A more familiar view was the one to the west. Twice we had crossed and explored the series of silver plateaus and ridges that reached their high point on the summit of Monte Acquaviva. There were dramatic grey clouds over it now that we hoped wouldn’t reach us.
Here on top of Monte Amaro it was warm and sunny, but it was 4.30 by the time we left. We had become the last people on the mountain and we still had a long way back to our car 1,500m below.
Edita was anxious about the time, but I was glad we had continued to Monte Amaro and would have felt disappointed had we cut short our plan in order to get down earlier. We descended carefully down steep scree on the southern side of the summit. There was no clear path but it was the direct way down and it meant we avoided disturbing the camosci below the main trail.
Once down on safer ground I legged it rapidly along the western ridge of the Femmina Morte valley. Edita hurried in my wake. There were lots of summits, up and down, in stark but welcome contrast to the Macellaro eel-back across the valley.
I skirted beneath the summits to save time, and it took us only 45 mins from Monte Amaro to reach the top of Cima di Fondo di Maiella (2,593m), our fifth and final 2,000er of the day. We raced over it towards Forchetta di Maiella, the place where we had joined the plateau earlier in the day. But instead of continuing to it, we opted for a shortcut straight down the slopes of Fondo di Maiella, like we had seen others descending earlier in the day.
It wasn’t a pleasant option. The slopes were alternately rocky then grassy, but when we reached the grassy sections we discovered that they were hiding more rocks. The occasional scree chute allowed us to make quicker progress, but on the whole it was an awkward, knee-jarring descent, and it probably wasn’t any quicker than taking the long way round.
It was a big relief to reach the footpath again, a short distance above Fonte dell’Orso for a rest and a drink. Here Edita telephoned our B&B in Caramanico Terme to say that we were still up a mountain but coming soon.
Now it was Edita’s turn to take the lead. She literally ran down the path through the forest, and my legs were like jelly trying to keep up with her.
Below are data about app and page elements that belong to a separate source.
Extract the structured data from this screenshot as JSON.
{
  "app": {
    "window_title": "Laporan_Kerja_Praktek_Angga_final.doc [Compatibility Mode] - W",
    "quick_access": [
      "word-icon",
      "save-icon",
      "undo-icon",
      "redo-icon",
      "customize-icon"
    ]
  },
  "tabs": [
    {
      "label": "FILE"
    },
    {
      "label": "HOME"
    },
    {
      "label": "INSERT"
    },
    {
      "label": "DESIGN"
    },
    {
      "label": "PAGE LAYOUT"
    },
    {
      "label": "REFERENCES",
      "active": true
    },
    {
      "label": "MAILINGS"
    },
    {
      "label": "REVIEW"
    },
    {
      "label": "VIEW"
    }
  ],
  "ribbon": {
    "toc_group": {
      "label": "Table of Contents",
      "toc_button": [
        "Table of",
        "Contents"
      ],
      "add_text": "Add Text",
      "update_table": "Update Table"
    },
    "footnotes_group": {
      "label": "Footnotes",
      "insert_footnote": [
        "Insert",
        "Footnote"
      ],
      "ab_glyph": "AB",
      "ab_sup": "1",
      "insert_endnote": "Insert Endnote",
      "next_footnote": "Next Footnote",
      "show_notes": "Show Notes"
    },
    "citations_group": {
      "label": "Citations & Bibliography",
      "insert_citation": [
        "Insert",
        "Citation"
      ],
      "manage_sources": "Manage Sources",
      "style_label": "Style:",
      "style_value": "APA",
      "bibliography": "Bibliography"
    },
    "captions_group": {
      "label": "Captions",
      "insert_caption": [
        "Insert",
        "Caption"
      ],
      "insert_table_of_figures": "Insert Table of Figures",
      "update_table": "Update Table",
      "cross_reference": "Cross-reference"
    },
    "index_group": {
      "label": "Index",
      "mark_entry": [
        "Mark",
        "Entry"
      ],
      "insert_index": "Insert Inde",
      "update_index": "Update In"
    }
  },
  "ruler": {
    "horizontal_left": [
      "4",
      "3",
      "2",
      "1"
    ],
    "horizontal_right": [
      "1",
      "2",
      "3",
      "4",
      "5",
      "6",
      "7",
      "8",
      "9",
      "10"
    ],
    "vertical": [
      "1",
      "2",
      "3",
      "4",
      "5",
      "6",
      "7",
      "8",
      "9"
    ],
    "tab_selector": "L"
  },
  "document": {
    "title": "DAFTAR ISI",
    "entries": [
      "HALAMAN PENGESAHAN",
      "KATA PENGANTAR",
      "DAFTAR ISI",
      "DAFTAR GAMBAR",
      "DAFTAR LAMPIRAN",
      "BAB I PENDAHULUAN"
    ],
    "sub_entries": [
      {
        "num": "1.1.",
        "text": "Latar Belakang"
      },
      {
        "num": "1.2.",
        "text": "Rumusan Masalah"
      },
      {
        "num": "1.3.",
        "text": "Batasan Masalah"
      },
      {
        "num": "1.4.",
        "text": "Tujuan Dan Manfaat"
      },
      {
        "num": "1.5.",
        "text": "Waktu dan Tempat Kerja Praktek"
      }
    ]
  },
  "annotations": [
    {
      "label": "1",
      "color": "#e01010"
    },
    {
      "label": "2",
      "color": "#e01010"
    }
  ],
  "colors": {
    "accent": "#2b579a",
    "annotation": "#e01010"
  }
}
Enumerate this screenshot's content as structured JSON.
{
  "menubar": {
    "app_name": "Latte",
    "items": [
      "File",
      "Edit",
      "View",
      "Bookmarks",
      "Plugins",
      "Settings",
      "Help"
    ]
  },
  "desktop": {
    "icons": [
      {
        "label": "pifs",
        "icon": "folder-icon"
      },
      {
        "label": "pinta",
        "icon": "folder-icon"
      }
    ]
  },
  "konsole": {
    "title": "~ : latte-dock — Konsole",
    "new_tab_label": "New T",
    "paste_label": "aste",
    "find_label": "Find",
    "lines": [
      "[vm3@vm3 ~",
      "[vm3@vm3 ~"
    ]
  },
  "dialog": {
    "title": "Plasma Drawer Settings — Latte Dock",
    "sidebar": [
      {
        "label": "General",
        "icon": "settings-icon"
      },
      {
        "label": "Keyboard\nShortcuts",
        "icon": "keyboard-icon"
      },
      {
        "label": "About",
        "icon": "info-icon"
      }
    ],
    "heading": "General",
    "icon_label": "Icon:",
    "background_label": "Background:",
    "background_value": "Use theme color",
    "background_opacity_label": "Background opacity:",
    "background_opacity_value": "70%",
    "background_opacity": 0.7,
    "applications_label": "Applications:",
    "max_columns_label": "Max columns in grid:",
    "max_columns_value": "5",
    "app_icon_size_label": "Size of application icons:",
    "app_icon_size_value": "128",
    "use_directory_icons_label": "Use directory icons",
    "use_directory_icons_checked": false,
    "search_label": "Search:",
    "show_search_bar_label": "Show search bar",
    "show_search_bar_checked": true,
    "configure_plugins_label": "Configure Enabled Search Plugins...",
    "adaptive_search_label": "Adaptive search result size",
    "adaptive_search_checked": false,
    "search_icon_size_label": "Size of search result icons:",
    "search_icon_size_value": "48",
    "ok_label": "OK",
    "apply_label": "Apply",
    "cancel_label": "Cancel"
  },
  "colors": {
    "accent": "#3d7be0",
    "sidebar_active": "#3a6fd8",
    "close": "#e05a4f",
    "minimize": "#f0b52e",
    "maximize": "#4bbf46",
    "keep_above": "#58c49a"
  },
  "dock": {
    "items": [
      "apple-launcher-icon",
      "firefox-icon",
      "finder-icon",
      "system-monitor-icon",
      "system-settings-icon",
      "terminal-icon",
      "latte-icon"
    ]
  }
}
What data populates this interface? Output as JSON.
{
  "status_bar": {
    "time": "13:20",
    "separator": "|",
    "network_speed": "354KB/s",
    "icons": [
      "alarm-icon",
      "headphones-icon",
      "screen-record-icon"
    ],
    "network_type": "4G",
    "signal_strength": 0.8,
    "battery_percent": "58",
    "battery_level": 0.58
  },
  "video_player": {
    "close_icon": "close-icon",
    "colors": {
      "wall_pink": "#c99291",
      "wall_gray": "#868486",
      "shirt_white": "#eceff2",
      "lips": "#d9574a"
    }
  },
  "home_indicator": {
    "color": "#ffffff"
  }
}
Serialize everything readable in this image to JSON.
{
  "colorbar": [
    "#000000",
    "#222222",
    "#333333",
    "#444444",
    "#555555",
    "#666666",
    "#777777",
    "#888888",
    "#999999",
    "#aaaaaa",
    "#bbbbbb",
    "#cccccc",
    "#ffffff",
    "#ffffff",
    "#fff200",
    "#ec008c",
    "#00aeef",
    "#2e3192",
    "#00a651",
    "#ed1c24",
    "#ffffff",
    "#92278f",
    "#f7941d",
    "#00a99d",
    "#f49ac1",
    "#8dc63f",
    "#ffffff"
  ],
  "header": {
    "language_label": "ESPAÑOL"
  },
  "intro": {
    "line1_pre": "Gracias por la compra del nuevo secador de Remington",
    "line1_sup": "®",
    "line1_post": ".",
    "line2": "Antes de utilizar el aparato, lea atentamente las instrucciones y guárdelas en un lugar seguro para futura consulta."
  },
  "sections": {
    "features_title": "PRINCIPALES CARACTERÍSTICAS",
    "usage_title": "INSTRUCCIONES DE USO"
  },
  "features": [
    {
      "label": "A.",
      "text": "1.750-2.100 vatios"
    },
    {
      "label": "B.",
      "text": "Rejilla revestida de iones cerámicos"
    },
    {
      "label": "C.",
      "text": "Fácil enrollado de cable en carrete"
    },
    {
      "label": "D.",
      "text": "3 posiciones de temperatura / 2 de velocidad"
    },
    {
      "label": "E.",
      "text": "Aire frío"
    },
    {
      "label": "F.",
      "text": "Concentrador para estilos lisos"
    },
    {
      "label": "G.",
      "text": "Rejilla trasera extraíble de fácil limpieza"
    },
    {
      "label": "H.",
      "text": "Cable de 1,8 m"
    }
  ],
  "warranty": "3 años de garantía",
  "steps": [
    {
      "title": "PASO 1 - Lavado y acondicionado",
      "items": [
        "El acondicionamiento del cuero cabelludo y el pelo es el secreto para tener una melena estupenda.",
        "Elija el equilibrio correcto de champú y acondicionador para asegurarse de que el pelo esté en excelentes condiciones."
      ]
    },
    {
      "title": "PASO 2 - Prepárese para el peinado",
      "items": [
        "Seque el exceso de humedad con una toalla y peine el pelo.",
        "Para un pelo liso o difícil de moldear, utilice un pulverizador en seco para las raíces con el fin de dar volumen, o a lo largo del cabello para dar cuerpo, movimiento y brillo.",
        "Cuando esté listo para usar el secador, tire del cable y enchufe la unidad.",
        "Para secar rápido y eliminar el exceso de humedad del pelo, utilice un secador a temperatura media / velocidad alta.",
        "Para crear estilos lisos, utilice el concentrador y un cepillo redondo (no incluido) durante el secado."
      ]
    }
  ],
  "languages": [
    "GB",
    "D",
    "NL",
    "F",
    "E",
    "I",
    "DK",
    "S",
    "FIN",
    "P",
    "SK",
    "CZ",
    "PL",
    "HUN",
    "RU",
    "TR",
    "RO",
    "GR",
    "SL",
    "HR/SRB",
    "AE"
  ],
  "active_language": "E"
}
We reached the car at 7pm after a long and satisfying day. Heaven knows how many metres of ascent we had managed as we crossed those many summits, but 2,793 minus 1,249 makes 1,544, so it was at least that and more besides – probably something closer to 2,000m.
A whopper then, and it felt sweet to be back in Maiella.